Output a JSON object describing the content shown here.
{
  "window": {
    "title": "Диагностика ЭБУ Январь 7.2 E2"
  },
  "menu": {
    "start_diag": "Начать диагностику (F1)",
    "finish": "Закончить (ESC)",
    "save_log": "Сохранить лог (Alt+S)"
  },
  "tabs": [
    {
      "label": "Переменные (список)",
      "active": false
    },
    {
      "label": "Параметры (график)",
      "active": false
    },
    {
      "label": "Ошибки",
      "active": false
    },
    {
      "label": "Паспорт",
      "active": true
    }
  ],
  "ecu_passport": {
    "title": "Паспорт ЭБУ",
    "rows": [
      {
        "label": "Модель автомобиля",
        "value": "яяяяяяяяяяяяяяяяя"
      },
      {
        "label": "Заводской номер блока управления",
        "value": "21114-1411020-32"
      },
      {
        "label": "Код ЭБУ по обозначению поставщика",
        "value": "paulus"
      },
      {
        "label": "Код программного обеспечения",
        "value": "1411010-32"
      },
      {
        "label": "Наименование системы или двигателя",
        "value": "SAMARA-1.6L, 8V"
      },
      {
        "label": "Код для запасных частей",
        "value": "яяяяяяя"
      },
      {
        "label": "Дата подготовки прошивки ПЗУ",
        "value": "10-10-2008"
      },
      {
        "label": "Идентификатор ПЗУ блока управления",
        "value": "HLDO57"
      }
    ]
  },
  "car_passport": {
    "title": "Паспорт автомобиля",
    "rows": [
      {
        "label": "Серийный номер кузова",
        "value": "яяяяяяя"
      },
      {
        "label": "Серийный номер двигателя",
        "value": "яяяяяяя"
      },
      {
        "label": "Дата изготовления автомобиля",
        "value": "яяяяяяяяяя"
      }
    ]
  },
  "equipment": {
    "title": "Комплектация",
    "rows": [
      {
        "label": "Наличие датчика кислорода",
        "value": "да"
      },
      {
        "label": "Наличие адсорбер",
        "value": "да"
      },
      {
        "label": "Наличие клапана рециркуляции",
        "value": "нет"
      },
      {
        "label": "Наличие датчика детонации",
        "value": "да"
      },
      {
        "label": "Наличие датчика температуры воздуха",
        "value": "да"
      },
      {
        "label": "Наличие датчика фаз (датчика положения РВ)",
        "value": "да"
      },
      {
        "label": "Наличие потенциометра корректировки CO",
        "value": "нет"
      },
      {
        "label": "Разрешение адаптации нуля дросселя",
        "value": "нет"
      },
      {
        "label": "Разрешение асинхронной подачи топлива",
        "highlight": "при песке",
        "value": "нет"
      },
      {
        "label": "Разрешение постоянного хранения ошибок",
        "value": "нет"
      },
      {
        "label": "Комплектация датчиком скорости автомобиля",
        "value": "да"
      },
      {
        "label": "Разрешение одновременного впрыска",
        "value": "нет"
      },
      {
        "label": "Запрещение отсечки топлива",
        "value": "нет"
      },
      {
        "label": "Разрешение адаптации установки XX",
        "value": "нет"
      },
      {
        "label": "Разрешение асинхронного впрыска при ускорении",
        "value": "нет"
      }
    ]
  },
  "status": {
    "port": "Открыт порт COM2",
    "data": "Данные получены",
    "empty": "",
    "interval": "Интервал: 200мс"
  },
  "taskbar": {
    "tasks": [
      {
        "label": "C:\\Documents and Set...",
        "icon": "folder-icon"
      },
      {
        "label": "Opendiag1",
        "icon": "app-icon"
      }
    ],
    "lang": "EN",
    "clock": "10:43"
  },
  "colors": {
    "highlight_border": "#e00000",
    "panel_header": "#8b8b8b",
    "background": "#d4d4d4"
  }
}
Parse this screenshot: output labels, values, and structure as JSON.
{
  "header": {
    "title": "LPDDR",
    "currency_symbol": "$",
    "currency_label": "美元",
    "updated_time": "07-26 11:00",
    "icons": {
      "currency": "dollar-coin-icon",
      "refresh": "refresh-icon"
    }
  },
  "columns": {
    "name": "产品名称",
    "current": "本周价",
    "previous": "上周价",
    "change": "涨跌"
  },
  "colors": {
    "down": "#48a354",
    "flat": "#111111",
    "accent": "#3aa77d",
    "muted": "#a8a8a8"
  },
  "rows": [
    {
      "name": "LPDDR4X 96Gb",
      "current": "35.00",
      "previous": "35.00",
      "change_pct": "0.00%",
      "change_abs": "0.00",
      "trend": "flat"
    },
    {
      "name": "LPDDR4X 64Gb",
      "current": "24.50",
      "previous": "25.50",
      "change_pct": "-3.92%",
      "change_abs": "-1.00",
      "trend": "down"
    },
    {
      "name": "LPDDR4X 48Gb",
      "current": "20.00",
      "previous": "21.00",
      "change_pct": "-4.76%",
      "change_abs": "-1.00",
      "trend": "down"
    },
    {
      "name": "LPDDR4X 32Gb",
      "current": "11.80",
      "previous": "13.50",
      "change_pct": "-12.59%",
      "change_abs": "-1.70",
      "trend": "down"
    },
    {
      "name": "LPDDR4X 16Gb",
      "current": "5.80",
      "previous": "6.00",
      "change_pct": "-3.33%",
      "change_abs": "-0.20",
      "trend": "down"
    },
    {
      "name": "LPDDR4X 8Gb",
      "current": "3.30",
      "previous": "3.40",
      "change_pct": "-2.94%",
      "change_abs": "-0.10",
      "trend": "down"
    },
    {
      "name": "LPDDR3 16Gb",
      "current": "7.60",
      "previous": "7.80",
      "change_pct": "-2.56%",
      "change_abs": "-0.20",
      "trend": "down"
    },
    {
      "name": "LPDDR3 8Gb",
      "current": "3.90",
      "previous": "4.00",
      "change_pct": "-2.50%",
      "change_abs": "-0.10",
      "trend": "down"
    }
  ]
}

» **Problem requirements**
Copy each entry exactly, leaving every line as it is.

» **Task response**
Output a JSON object describing the content shown here.
{
  "window": {
    "title": "Диагностика ЭБУ Январь 7.2 E2"
  },
  "menu": {
    "start_diag": "Начать диагностику (F1)",
    "finish": "Закончить (ESC)",
    "save_log": "Сохранить лог (Alt+S)"
  },
  "tabs": [
    {
      "label": "Переменные (список)",
      "active": false
    },
    {
      "label": "Параметры (график)",
      "active": false
    },
    {
      "label": "Ошибки",
      "active": false
    },
    {
      "label": "Паспорт",
      "active": true
    }
  ],
  "ecu_passport": {
    "title": "Паспорт ЭБУ",
    "rows": [
      {
        "label": "Модель автомобиля",
        "value": "яяяяяяяяяяяяяяяяя"
      },
      {
        "label": "Заводской номер блока управления",
        "value": "21114-1411020-32"
      },
      {
        "label": "Код ЭБУ по обозначению поставщика",
        "value": "paulus"
      },
      {
        "label": "Код программного обеспечения",
        "value": "1411010-32"
      },
      {
        "label": "Наименование системы или двигателя",
        "value": "SAMARA-1.6L, 8V"
      },
      {
        "label": "Код для запасных частей",
        "value": "яяяяяяя"
      },
      {
        "label": "Дата подготовки прошивки ПЗУ",
        "value": "10-10-2008"
      },
      {
        "label": "Идентификатор ПЗУ блока управления",
        "value": "HLDO57"
      }
    ]
  },
  "car_passport": {
    "title": "Паспорт автомобиля",
    "rows": [
      {
        "label": "Серийный номер кузова",
        "value": "яяяяяяя"
      },
      {
        "label": "Серийный номер двигателя",
        "value": "яяяяяяя"
      },
      {
        "label": "Дата изготовления автомобиля",
        "value": "яяяяяяяяяя"
      }
    ]
  },
  "equipment": {
    "title": "Комплектация",
    "rows": [
      {
        "label": "Наличие датчика кислорода",
        "value": "да"
      },
      {
        "label": "Наличие адсорбер",
        "value": "да"
      },
      {
        "label": "Наличие клапана рециркуляции",
        "value": "нет"
      },
      {
        "label": "Наличие датчика детонации",
        "value": "да"
      },
      {
        "label": "Наличие датчика температуры воздуха",
        "value": "да"
      },
      {
        "label": "Наличие датчика фаз (датчика положения РВ)",
        "value": "да"
      },
      {
        "label": "Наличие потенциометра корректировки CO",
        "value": "нет"
      },
      {
        "label": "Разрешение адаптации нуля дросселя",
        "value": "нет"
      },
      {
        "label": "Разрешение асинхронной подачи топлива",
        "highlight": "при песке",
        "value": "нет"
      },
      {
        "label": "Разрешение постоянного хранения ошибок",
        "value": "нет"
      },
      {
        "label": "Комплектация датчиком скорости автомобиля",
        "value": "да"
      },
      {
        "label": "Разрешение одновременного впрыска",
        "value": "нет"
      },
      {
        "label": "Запрещение отсечки топлива",
        "value": "нет"
      },
      {
        "label": "Разрешение адаптации установки XX",
        "value": "нет"
      },
      {
        "label": "Разрешение асинхронного впрыска при ускорении",
        "value": "нет"
      }
    ]
  },
  "status": {
    "port": "Открыт порт COM2",
    "data": "Данные получены",
    "empty": "",
    "interval": "Интервал: 200мс"
  },
  "taskbar": {
    "tasks": [
      {
        "label": "C:\\Documents and Set...",
        "icon": "folder-icon"
      },
      {
        "label": "Opendiag1",
        "icon": "app-icon"
      }
    ],
    "lang": "EN",
    "clock": "10:43"
  },
  "colors": {
    "highlight_border": "#e00000",
    "panel_header": "#8b8b8b",
    "background": "#d4d4d4"
  }
}
Parse this screenshot: output labels, values, and structure as JSON.
{
  "header": {
    "title": "LPDDR",
    "currency_symbol": "$",
    "currency_label": "美元",
    "updated_time": "07-26 11:00",
    "icons": {
      "currency": "dollar-coin-icon",
      "refresh": "refresh-icon"
    }
  },
  "columns": {
    "name": "产品名称",
    "current": "本周价",
    "previous": "上周价",
    "change": "涨跌"
  },
  "colors": {
    "down": "#48a354",
    "flat": "#111111",
    "accent": "#3aa77d",
    "muted": "#a8a8a8"
  },
  "rows": [
    {
      "name": "LPDDR4X 96Gb",
      "current": "35.00",
      "previous": "35.00",
      "change_pct": "0.00%",
      "change_abs": "0.00",
      "trend": "flat"
    },
    {
      "name": "LPDDR4X 64Gb",
      "current": "24.50",
      "previous": "25.50",
      "change_pct": "-3.92%",
      "change_abs": "-1.00",
      "trend": "down"
    },
    {
      "name": "LPDDR4X 48Gb",
      "current": "20.00",
      "previous": "21.00",
      "change_pct": "-4.76%",
      "change_abs": "-1.00",
      "trend": "down"
    },
    {
      "name": "LPDDR4X 32Gb",
      "current": "11.80",
      "previous": "13.50",
      "change_pct": "-12.59%",
      "change_abs": "-1.70",
      "trend": "down"
    },
    {
      "name": "LPDDR4X 16Gb",
      "current": "5.80",
      "previous": "6.00",
      "change_pct": "-3.33%",
      "change_abs": "-0.20",
      "trend": "down"
    },
    {
      "name": "LPDDR4X 8Gb",
      "current": "3.30",
      "previous": "3.40",
      "change_pct": "-2.94%",
      "change_abs": "-0.10",
      "trend": "down"
    },
    {
      "name": "LPDDR3 16Gb",
      "current": "7.60",
      "previous": "7.80",
      "change_pct": "-2.56%",
      "change_abs": "-0.20",
      "trend": "down"
    },
    {
      "name": "LPDDR3 8Gb",
      "current": "3.90",
      "previous": "4.00",
      "change_pct": "-2.50%",
      "change_abs": "-0.10",
      "trend": "down"
    }
  ]
}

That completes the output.